> _Work to complete_
Scan the records below and say how many lines include the word "JSON", giving no other text.

Page and application data records:
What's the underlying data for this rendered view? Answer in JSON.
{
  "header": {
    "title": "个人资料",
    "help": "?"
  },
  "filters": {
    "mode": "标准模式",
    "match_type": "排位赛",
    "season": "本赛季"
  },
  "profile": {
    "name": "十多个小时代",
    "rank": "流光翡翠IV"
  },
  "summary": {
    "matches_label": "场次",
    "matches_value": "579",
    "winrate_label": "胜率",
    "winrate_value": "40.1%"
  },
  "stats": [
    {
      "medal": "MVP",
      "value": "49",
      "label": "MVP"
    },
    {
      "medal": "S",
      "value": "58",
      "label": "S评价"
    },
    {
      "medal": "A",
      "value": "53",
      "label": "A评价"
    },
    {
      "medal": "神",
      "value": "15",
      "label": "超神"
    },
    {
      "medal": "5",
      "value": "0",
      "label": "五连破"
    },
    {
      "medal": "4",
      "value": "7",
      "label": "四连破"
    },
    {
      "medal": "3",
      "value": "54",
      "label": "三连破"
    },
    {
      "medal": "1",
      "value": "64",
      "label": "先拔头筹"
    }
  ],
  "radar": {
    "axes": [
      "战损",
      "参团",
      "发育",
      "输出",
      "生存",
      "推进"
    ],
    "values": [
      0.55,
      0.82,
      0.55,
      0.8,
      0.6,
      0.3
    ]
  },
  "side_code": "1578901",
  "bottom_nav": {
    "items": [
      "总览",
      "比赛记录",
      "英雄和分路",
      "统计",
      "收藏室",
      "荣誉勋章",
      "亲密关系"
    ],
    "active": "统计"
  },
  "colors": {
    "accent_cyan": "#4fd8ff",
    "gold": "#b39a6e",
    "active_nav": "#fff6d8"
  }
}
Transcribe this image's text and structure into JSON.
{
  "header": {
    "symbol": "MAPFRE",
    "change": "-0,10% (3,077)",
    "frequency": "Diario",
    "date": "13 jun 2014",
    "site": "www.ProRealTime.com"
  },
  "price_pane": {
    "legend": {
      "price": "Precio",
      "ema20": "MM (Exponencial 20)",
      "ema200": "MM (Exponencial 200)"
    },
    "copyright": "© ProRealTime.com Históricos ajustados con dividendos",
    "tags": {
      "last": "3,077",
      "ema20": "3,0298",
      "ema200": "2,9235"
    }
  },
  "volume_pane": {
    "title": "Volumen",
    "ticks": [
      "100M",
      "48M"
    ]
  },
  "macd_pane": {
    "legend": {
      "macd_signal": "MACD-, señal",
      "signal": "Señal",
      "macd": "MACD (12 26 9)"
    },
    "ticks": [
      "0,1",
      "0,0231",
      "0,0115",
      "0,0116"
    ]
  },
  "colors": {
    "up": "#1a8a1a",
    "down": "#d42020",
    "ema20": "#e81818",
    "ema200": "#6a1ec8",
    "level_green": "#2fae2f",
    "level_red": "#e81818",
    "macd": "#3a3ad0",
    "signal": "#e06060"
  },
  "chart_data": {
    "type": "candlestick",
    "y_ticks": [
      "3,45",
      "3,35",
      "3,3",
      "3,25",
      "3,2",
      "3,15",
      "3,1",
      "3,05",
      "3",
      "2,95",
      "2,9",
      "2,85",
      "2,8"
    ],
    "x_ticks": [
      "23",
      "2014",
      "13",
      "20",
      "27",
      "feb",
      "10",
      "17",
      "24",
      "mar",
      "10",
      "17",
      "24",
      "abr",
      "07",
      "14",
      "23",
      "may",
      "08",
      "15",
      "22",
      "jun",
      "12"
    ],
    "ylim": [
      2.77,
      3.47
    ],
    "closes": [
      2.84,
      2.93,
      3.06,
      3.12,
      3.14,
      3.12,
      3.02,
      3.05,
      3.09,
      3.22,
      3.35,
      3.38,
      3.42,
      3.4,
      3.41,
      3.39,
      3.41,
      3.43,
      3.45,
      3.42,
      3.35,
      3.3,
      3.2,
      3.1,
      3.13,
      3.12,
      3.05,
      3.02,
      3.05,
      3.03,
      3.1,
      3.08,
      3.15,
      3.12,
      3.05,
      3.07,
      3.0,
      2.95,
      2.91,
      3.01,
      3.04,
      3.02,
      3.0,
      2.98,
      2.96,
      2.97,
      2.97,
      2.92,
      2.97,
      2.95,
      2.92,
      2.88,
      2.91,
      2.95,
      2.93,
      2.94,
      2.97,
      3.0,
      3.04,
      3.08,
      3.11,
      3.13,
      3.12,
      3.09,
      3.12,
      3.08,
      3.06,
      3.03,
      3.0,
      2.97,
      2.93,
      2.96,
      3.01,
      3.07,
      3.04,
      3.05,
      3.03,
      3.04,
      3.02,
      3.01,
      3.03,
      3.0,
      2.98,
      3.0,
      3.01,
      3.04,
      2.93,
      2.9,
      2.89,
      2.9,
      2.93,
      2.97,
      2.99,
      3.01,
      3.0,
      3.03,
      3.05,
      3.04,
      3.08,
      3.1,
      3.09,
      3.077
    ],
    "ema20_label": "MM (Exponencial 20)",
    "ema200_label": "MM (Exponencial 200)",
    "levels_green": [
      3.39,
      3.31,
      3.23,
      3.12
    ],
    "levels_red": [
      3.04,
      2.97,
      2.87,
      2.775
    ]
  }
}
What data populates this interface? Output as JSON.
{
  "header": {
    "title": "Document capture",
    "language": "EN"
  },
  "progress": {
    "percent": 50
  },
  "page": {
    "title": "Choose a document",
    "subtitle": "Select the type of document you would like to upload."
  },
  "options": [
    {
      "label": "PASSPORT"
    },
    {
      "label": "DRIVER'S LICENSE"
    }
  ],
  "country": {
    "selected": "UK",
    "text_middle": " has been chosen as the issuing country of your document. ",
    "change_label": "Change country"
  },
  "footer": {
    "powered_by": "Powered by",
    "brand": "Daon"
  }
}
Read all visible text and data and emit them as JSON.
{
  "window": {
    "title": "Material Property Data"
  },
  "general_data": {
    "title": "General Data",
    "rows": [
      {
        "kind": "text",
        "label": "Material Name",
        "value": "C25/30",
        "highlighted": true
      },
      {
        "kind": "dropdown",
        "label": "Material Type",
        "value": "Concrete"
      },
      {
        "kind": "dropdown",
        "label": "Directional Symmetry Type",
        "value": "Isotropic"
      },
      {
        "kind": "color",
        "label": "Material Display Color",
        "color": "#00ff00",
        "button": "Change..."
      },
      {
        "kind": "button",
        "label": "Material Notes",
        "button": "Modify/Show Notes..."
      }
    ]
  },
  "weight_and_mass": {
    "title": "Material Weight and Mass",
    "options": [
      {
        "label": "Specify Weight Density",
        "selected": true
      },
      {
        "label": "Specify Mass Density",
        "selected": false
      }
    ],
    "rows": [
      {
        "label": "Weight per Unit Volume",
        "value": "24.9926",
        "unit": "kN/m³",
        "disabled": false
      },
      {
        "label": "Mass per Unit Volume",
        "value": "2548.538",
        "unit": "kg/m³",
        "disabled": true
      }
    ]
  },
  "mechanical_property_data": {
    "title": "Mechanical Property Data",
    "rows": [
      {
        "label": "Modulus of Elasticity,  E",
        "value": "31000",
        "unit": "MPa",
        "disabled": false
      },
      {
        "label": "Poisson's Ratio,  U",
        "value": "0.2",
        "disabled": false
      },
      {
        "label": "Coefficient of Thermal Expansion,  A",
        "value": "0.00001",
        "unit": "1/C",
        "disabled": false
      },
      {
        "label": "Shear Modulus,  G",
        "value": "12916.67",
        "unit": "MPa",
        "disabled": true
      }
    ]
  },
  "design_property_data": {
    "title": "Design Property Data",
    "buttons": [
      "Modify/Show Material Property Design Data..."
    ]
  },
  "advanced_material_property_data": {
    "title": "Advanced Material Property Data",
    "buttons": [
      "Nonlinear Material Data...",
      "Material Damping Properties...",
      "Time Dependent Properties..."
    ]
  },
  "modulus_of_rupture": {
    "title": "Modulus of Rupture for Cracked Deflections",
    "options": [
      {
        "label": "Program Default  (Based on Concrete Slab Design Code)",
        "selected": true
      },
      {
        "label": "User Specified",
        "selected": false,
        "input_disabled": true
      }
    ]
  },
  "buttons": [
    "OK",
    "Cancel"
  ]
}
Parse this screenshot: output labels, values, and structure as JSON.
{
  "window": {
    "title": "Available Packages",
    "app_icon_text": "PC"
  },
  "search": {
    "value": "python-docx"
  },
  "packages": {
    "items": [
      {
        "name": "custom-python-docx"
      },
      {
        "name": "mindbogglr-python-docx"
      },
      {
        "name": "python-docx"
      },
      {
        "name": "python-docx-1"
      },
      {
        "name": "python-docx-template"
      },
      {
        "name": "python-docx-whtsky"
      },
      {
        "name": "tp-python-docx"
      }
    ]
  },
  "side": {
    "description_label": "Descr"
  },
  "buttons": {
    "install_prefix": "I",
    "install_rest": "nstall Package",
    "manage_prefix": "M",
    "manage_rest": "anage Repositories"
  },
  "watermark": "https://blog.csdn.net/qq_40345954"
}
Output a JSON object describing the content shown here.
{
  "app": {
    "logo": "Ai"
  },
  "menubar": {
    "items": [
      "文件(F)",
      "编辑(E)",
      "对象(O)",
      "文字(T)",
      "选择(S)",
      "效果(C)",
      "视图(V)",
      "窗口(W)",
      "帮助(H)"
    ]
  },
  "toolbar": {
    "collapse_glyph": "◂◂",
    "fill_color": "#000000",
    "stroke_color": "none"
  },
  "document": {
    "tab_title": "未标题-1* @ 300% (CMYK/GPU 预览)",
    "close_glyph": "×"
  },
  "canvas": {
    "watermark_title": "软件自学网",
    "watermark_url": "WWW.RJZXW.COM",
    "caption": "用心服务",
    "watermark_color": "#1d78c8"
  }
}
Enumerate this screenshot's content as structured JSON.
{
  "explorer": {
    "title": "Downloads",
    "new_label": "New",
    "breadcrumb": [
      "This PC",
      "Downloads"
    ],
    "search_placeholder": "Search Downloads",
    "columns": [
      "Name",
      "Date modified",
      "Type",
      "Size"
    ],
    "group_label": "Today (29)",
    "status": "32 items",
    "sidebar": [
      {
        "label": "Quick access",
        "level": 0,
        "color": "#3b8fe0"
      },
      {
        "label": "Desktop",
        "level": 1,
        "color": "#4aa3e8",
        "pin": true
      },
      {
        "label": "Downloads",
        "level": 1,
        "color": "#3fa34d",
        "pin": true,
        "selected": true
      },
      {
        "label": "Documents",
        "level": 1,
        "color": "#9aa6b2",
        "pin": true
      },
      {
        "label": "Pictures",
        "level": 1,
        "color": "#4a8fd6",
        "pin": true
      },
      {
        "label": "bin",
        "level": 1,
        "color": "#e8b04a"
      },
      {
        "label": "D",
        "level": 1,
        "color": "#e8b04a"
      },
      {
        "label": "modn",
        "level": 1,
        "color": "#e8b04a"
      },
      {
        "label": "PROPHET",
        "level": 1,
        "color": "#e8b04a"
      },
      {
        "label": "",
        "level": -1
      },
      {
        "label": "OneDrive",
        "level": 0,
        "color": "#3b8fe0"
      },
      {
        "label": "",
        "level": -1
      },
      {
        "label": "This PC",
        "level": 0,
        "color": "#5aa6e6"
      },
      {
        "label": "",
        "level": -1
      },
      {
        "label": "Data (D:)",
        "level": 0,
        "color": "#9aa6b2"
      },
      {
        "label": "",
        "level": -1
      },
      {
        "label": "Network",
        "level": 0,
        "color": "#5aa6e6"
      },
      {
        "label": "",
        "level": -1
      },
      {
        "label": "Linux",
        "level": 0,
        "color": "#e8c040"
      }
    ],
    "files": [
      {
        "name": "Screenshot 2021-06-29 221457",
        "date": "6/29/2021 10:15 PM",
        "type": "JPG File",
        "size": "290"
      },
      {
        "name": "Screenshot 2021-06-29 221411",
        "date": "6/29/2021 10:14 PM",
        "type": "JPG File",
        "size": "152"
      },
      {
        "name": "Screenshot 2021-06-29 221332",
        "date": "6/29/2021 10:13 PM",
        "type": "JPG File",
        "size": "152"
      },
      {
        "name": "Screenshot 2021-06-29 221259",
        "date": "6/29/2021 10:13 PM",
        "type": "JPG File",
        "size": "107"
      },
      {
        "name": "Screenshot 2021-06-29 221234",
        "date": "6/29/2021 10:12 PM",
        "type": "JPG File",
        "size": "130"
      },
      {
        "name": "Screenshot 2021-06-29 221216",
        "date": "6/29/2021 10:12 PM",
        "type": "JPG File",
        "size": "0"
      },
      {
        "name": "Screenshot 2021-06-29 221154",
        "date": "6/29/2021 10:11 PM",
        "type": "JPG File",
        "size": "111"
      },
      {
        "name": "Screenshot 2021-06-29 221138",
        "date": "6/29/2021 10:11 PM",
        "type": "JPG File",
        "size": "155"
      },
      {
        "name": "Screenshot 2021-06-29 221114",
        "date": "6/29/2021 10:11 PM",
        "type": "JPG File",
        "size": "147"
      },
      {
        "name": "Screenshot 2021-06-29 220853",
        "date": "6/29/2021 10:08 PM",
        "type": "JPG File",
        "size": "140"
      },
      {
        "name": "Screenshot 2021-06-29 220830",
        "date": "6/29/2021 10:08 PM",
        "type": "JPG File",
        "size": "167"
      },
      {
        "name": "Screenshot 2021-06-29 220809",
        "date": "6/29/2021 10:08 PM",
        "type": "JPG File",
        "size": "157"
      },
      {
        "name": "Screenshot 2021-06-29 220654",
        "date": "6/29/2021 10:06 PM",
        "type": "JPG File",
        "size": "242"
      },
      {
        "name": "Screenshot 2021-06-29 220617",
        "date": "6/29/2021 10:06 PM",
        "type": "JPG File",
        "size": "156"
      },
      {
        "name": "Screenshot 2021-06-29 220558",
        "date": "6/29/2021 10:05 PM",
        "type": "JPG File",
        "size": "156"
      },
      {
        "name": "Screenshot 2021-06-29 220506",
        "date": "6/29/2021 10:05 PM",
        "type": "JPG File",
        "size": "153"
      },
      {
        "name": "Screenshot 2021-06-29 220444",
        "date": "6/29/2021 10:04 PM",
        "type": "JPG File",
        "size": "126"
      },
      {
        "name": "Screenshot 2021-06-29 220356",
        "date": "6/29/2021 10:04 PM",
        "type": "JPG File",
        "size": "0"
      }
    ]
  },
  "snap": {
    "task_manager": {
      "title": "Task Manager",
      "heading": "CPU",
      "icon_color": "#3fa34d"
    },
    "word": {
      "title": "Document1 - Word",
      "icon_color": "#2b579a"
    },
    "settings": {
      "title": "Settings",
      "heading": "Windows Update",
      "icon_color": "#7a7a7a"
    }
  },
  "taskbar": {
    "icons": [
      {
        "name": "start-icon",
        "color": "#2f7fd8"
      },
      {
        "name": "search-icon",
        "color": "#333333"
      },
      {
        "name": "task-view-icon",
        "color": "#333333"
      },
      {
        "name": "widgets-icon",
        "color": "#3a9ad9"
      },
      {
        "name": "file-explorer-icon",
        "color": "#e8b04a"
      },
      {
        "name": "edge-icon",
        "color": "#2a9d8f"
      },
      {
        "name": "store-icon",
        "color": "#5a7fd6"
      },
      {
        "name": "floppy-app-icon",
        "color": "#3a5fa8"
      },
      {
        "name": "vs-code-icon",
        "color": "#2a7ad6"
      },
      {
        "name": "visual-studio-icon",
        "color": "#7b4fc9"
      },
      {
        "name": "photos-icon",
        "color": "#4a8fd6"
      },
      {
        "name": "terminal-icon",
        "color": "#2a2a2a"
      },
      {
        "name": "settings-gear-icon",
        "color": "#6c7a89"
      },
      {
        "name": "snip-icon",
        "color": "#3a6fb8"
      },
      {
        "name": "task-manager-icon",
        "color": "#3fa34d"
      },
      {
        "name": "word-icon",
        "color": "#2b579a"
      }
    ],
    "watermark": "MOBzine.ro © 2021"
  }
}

> _Response box_
7